To bridge the knowledge gap between the common people and those formulating and carrying out policies, a specific effort is made to inform and educate the population about current issues. Despite the war and economic hardship, I found that, besides literacy programs, several new social science academies have been set up in Rojava where the ideas of Foucault, Agamben and Judith Butler are discussed using participative educational techniques. The effort to involve Arabs and other non-Kurdish groups in this social transformation is genuine. I met Arabs, Aramaeans, Yezidis and other minorities in positions of power and as participants in such debates.
The Rojava Kurds may be able to handle the firebrand radicals of the Islamic State; but they face a much more daunting threat to the north. The Turkish State has made it clear several times over the past years that they will not tolerate an autonomous Kurdish zone run by PKK allies in Syria. Turkey has hermetically sealed its border with Rojava (whereas its border with ISIS-held territory is open) thus strangling the Kurdish region economically. Turkish premier Davutoglu has slammed the USA and Russia for approaching the YPG with support, saying there is no difference between ISIS and the YPG-PYD, all being terrorists.
In July 2015, when Turkey finally gave in to international pressure to start bombing ISIS positions, almost all their sorties were in fact directed towards PKK positions in southeast Turkey and northern Iraq, thereby breaking a 2-year truce and negotiation process. Recently, the Turkish army has shelled YPG positions in Syria with the declared intent of stopping their further advance into ISIS-held territory.
Turkey is particularly nervous about Kurdish autonomy because the conflict between the Turkish state and the Kurds has flared up, after many years of calm. In the June 2015 elections, the People’s Democratic Party, the mostly Kurdish HDP, won a surprisingly high portion of the popular vote. The HDP is openly sympathetic towards the PKK and, interestingly, has adopted the principle of male/female co-chairs for its top positions.
The ruling AKP’s failure (or unwillingness?) to form a coalition government led President Erdogan to call new elections on November 1. The AKP gained an absolute majority by presenting itself as the sole guarantor for stability in the country. Its hardline stance on the Kurds allowed the AKP to capture part of the ultra-nationalist vote, while cowing moderate Kurdish voters who fear more conflict into abstention.
But Kurds throughout Turkey, inspired in part by Rojava, are already self-organizing in communities, ready to declare their autonomy if and when Turkish State control weakens. To quell this upsurge, it is quite possible that the Turkish government will attempt to crush the Rojava revolution – depending on the evolution of its internal politics.
Will the world stand by if this happens? The EU might, in order to secure the cooperation of Turkey as a buffer state in its refugee crisis, but the United States seem to have more leeway. For too long now it has been standing at the crossroads in its policies towards Syria, and the Middle East in general. The Rojava democratic experiment is fully in line with all the US stands for. It is a model that could work in the rest of Syria, and in other crisis areas of the world Might it work in the West? At any rate, it has proven to be the best defense against the Islamic State.

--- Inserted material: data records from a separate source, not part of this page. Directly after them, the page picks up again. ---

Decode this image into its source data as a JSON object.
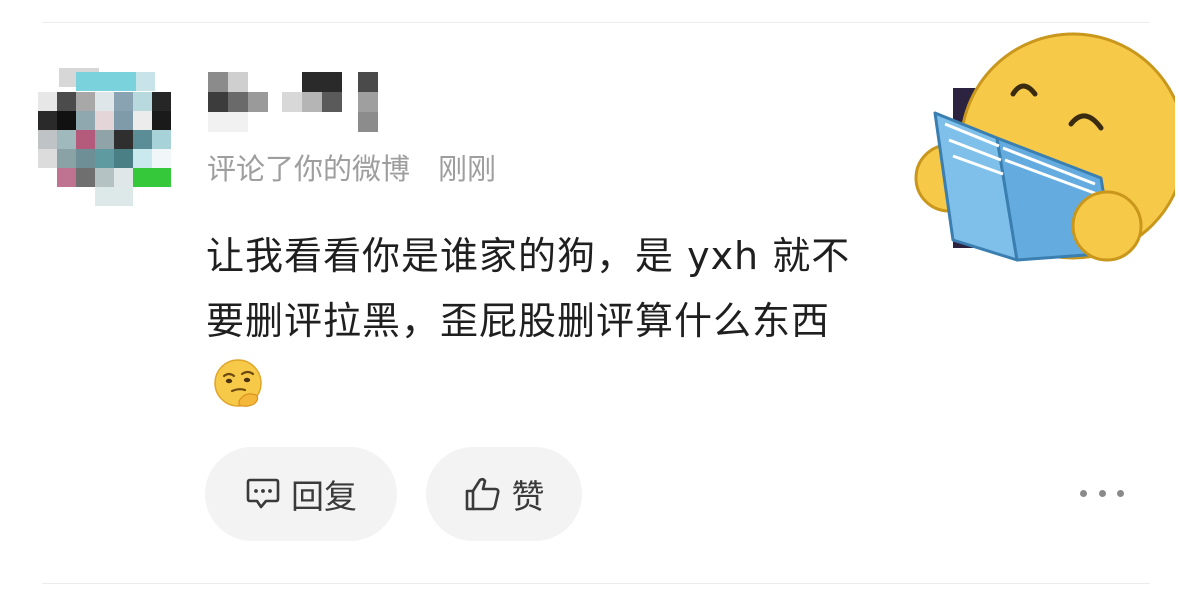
{
  "notification": {
    "action_text": "评论了你的微博",
    "time": "刚刚",
    "comment_text": "让我看看你是谁家的狗，是 yxh 就不要删评拉黑，歪屁股删评算什么东西",
    "emoji": "thinking-face-emoji"
  },
  "actions": {
    "reply_label": "回复",
    "like_label": "赞",
    "reply_icon": "comment-bubble-icon",
    "like_icon": "thumbs-up-icon",
    "more_icon": "more-dots-icon"
  },
  "sticker": {
    "name": "smiley-reading-book-sticker"
  },
  "colors": {
    "text_primary": "#1f1f1f",
    "text_secondary": "#9e9e9e",
    "pill_bg": "#f3f3f3",
    "sticker_yellow": "#f7c948",
    "book_blue": "#6fb5e3"
  }
}
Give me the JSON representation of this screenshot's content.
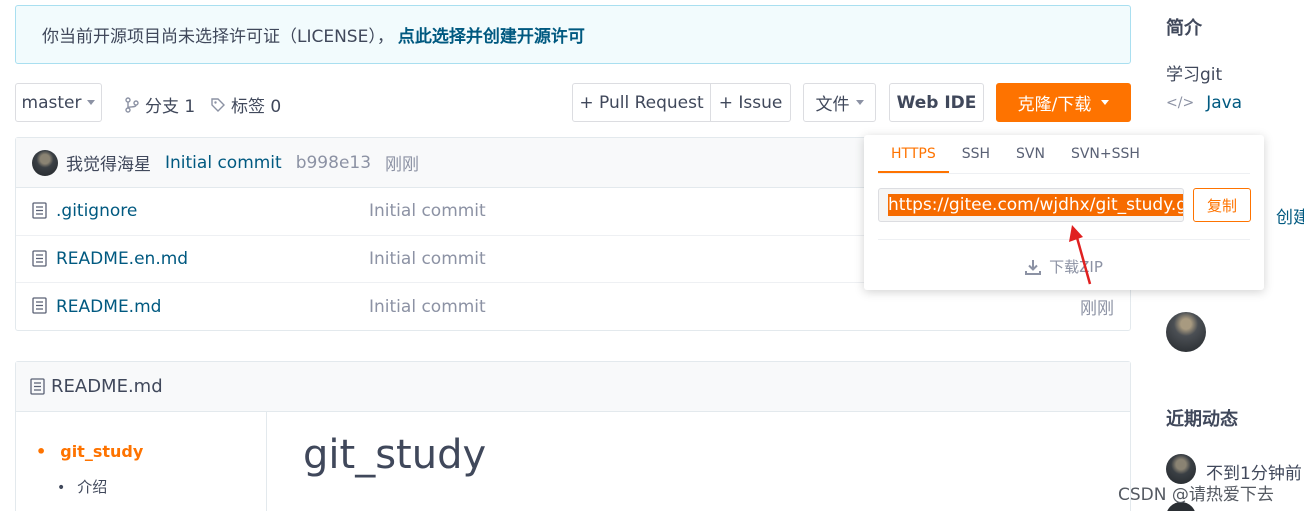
{
  "license_banner": {
    "text": "你当前开源项目尚未选择许可证（LICENSE），",
    "link": "点此选择并创建开源许可"
  },
  "toolbar": {
    "branch": "master",
    "branches": "分支 1",
    "tags": "标签 0",
    "pull_request": "+ Pull Request",
    "issue": "+ Issue",
    "file": "文件",
    "web_ide": "Web IDE",
    "clone": "克隆/下载"
  },
  "commit": {
    "author": "我觉得海星",
    "message": "Initial commit",
    "sha": "b998e13",
    "time": "刚刚"
  },
  "files": [
    {
      "name": ".gitignore",
      "message": "Initial commit",
      "time": ""
    },
    {
      "name": "README.en.md",
      "message": "Initial commit",
      "time": ""
    },
    {
      "name": "README.md",
      "message": "Initial commit",
      "time": "刚刚"
    }
  ],
  "readme": {
    "header": "README.md",
    "toc": [
      "git_study",
      "介绍"
    ],
    "title": "git_study"
  },
  "clone_panel": {
    "tabs": [
      "HTTPS",
      "SSH",
      "SVN",
      "SVN+SSH"
    ],
    "active_tab": "HTTPS",
    "url": "https://gitee.com/wjdhx/git_study.git",
    "copy": "复制",
    "download_zip": "下载ZIP"
  },
  "sidebar": {
    "intro_title": "简介",
    "intro_text": "学习git",
    "language": "Java",
    "create_link": "创建",
    "recent_title": "近期动态",
    "recent_item": "不到1分钟前"
  },
  "watermark": "CSDN @请热爱下去",
  "colors": {
    "accent": "#fe7300",
    "link": "#005980",
    "banner_bg": "#f2fbfd",
    "selection": "#f66b00",
    "annotation_arrow": "#e02020"
  }
}
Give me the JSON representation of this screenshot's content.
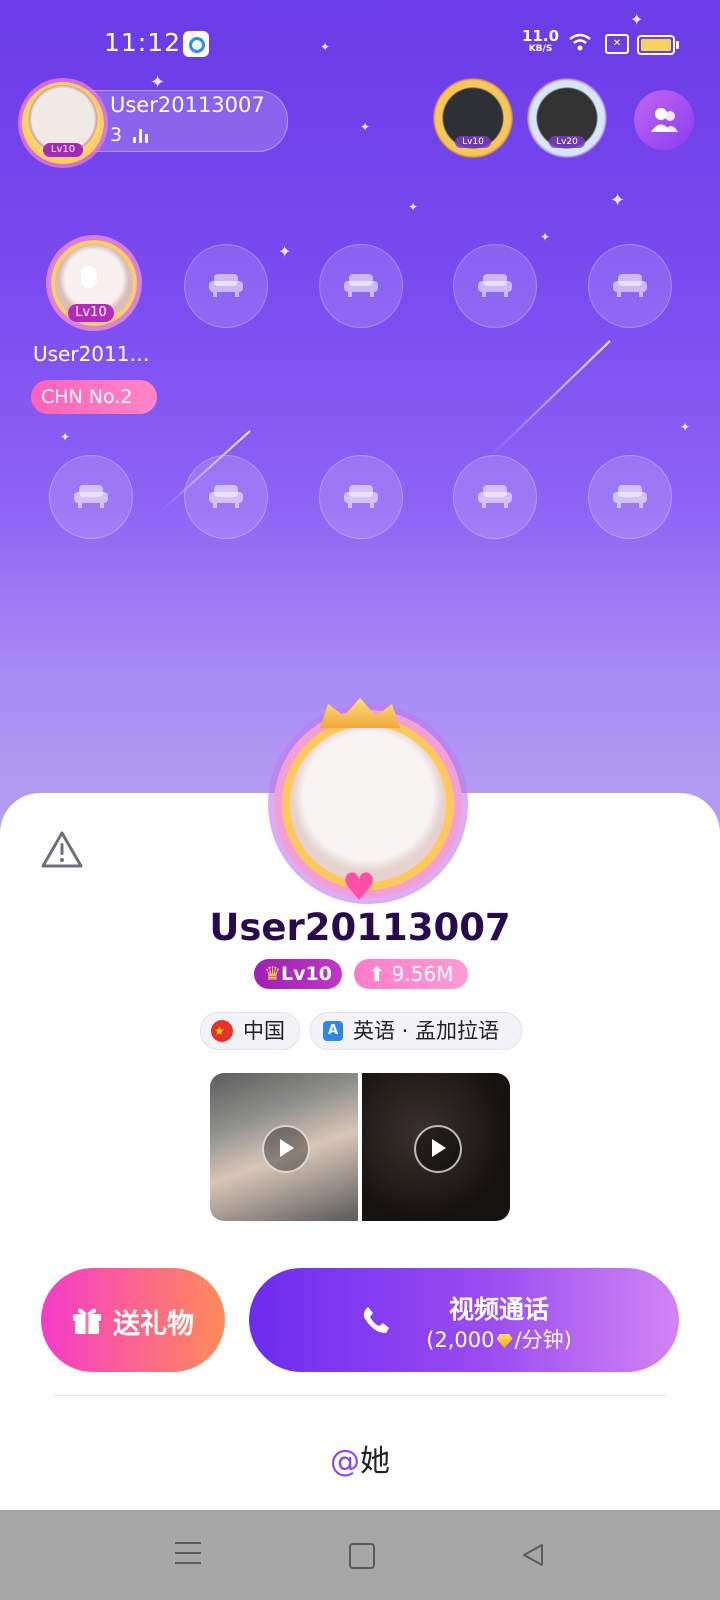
{
  "status_bar": {
    "time": "11:12",
    "net_speed": "11.0",
    "net_unit": "KB/S"
  },
  "room_host": {
    "name": "User20113007",
    "count": "3",
    "level": "Lv10"
  },
  "top_viewers": [
    {
      "level": "Lv10"
    },
    {
      "level": "Lv20"
    }
  ],
  "seat": {
    "name": "User2011…",
    "level": "Lv10",
    "rank": "CHN No.2"
  },
  "profile": {
    "name": "User20113007",
    "level": "Lv10",
    "wealth": "9.56M",
    "country": "中国",
    "languages": "英语 · 孟加拉语",
    "lang_icon": "A"
  },
  "actions": {
    "gift_label": "送礼物",
    "call_title": "视频通话",
    "call_price_prefix": "(2,000",
    "call_price_suffix": "/分钟)"
  },
  "mention": {
    "at": "@",
    "label": "她"
  },
  "colors": {
    "accent": "#8b44ef",
    "gift_start": "#f53bc9",
    "gift_end": "#ff8c58",
    "call_start": "#6c2cf0",
    "call_end": "#d384f4"
  },
  "icons": [
    "report-icon",
    "contacts-icon",
    "sofa-icon",
    "gift-icon",
    "phone-icon",
    "diamond-icon",
    "play-icon"
  ]
}
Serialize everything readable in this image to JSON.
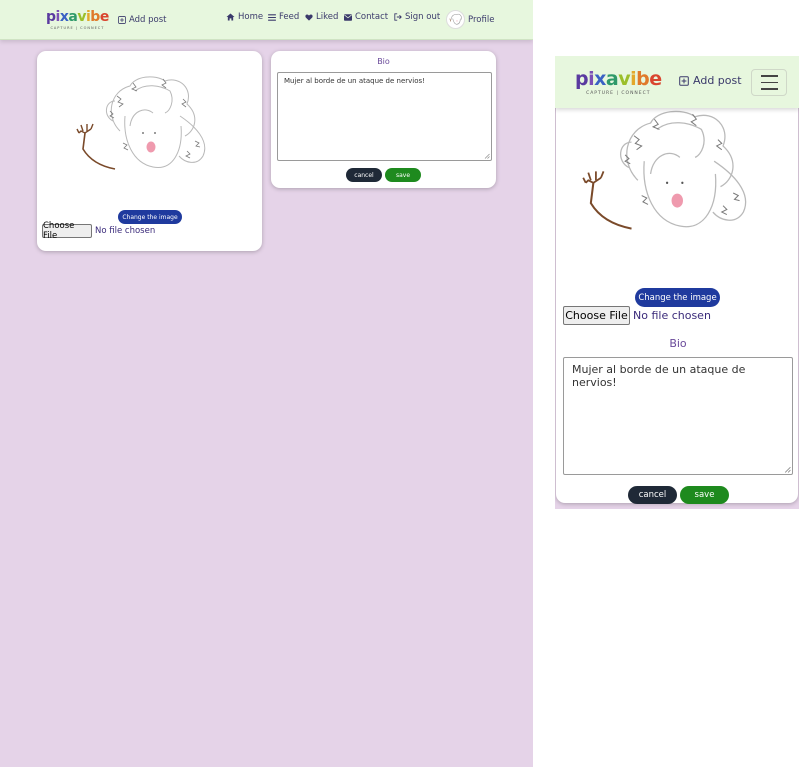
{
  "brand": {
    "logo_letters": [
      {
        "ch": "p",
        "color": "#5a3aa0"
      },
      {
        "ch": "i",
        "color": "#7b4fb5"
      },
      {
        "ch": "x",
        "color": "#3a62c4"
      },
      {
        "ch": "a",
        "color": "#2f9a6a"
      },
      {
        "ch": "v",
        "color": "#9bbf2a"
      },
      {
        "ch": "i",
        "color": "#e3a92a"
      },
      {
        "ch": "b",
        "color": "#e07a2a"
      },
      {
        "ch": "e",
        "color": "#d9452f"
      }
    ],
    "tagline": "CAPTURE | CONNECT"
  },
  "nav": {
    "add_post": "Add post",
    "home": "Home",
    "feed": "Feed",
    "liked": "Liked",
    "contact": "Contact",
    "sign_out": "Sign out",
    "profile": "Profile"
  },
  "profile_image": {
    "change_button": "Change the image",
    "file_button": "Choose File",
    "file_status": "No file chosen"
  },
  "bio": {
    "label": "Bio",
    "value": "Mujer al borde de un ataque de nervios!",
    "cancel": "cancel",
    "save": "save"
  },
  "colors": {
    "page_bg": "#e5d3e8",
    "nav_bg": "#e7f7de",
    "change_btn": "#1f3a9e",
    "cancel_btn": "#1f2937",
    "save_btn": "#1e8a1e",
    "nav_text": "#3b3a6b"
  }
}
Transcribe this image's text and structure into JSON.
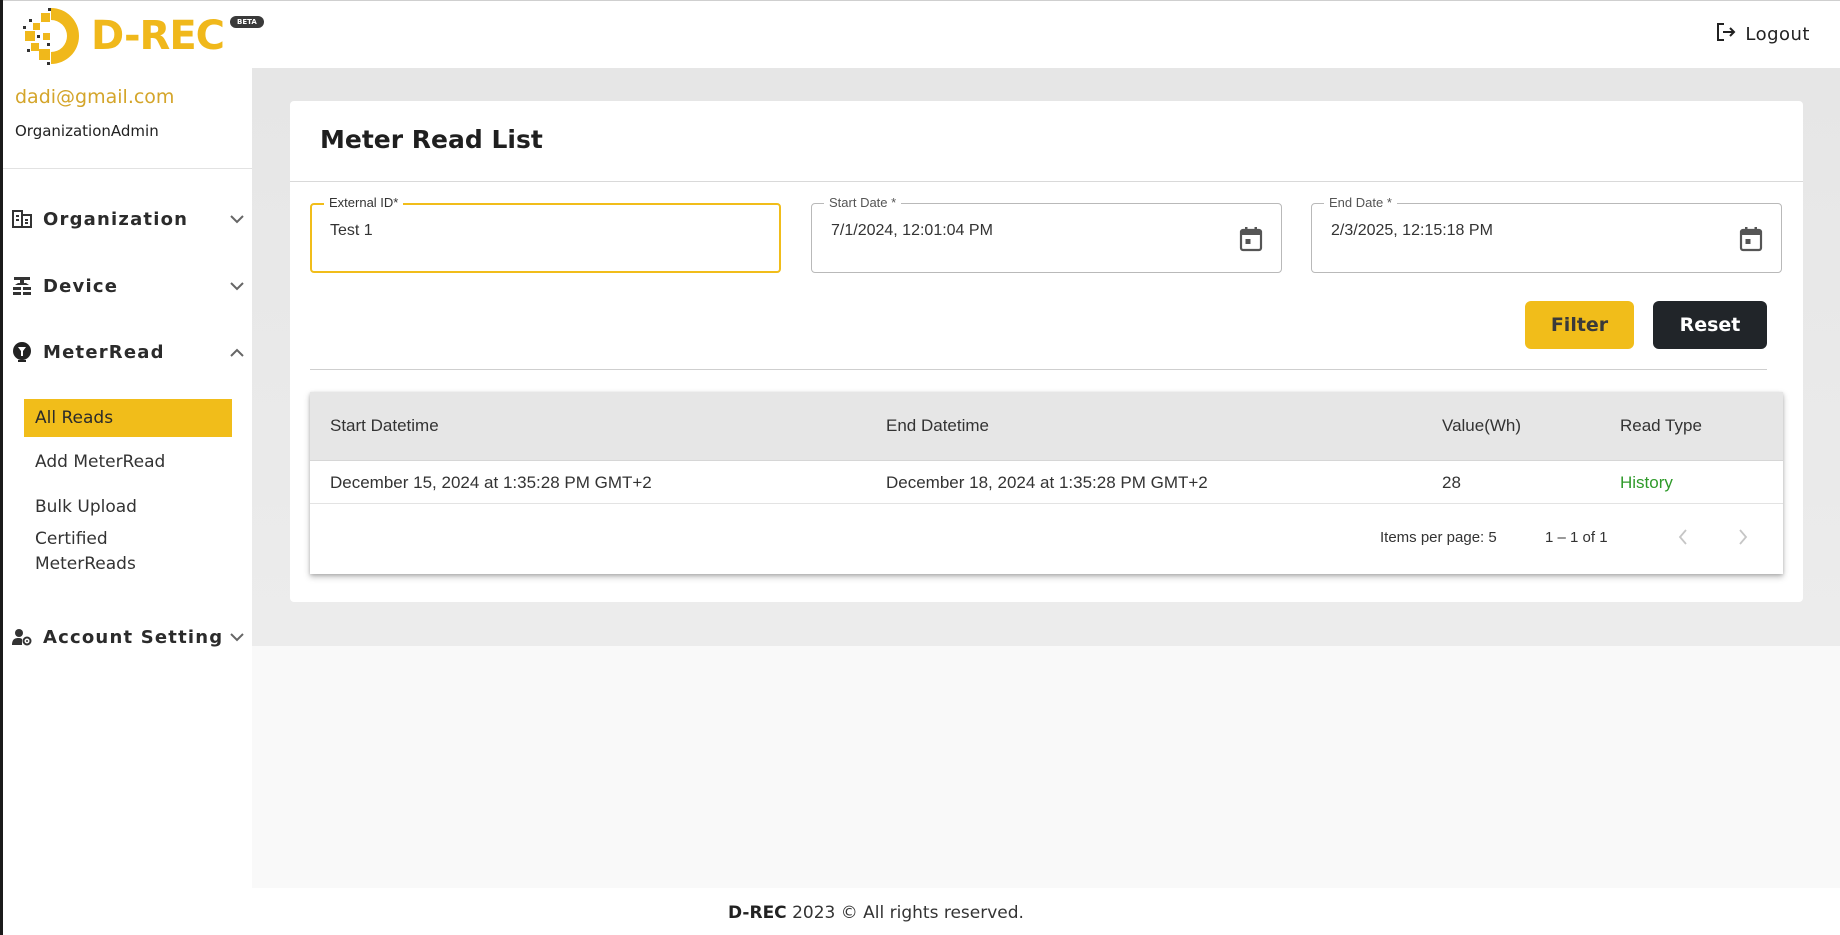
{
  "app": {
    "brand": "D-REC",
    "beta_badge": "BETA",
    "logout_label": "Logout"
  },
  "user": {
    "email": "dadi@gmail.com",
    "role": "OrganizationAdmin"
  },
  "sidebar": {
    "items": [
      {
        "label": "Organization",
        "icon": "building-icon",
        "expanded": false
      },
      {
        "label": "Device",
        "icon": "device-icon",
        "expanded": false
      },
      {
        "label": "MeterRead",
        "icon": "meter-icon",
        "expanded": true
      },
      {
        "label": "Account Setting",
        "icon": "user-gear-icon",
        "expanded": false
      }
    ],
    "meterread_subitems": [
      {
        "label": "All Reads",
        "active": true
      },
      {
        "label": "Add MeterRead",
        "active": false
      },
      {
        "label": "Bulk Upload",
        "active": false
      },
      {
        "label": "Certified MeterReads",
        "active": false
      }
    ]
  },
  "page": {
    "title": "Meter Read List",
    "filters": {
      "external_id": {
        "label": "External ID*",
        "value": "Test 1"
      },
      "start_date": {
        "label": "Start Date *",
        "value": "7/1/2024, 12:01:04 PM"
      },
      "end_date": {
        "label": "End Date *",
        "value": "2/3/2025, 12:15:18 PM"
      }
    },
    "buttons": {
      "filter": "Filter",
      "reset": "Reset"
    }
  },
  "table": {
    "columns": [
      "Start Datetime",
      "End Datetime",
      "Value(Wh)",
      "Read Type"
    ],
    "rows": [
      {
        "start": "December 15, 2024 at 1:35:28 PM GMT+2",
        "end": "December 18, 2024 at 1:35:28 PM GMT+2",
        "value": "28",
        "read_type": "History"
      }
    ],
    "paginator": {
      "items_per_page_label": "Items per page: 5",
      "range_label": "1 – 1 of 1"
    }
  },
  "footer": {
    "brand": "D-REC",
    "text": " 2023 © All rights reserved."
  },
  "colors": {
    "accent": "#f1bd1a",
    "dark": "#212529",
    "success": "#2f9a2a"
  }
}
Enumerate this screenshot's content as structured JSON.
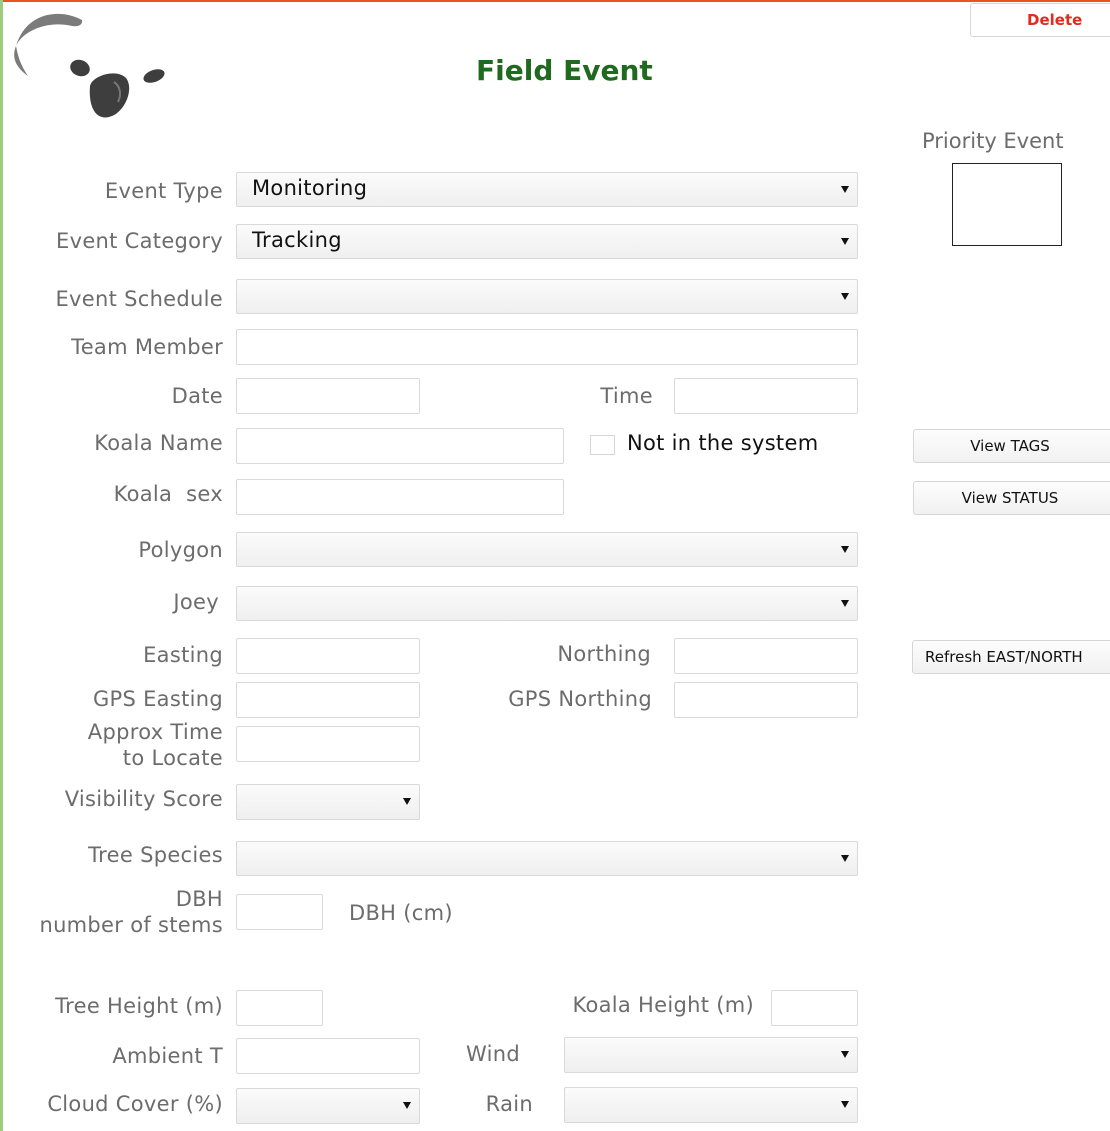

In any case, my own belief in democracy was incredibly energized by my visit to Rojava. Thanks are due to the Dutch artist Jonas Staal—who is building a parliament in Rojava—for inviting me.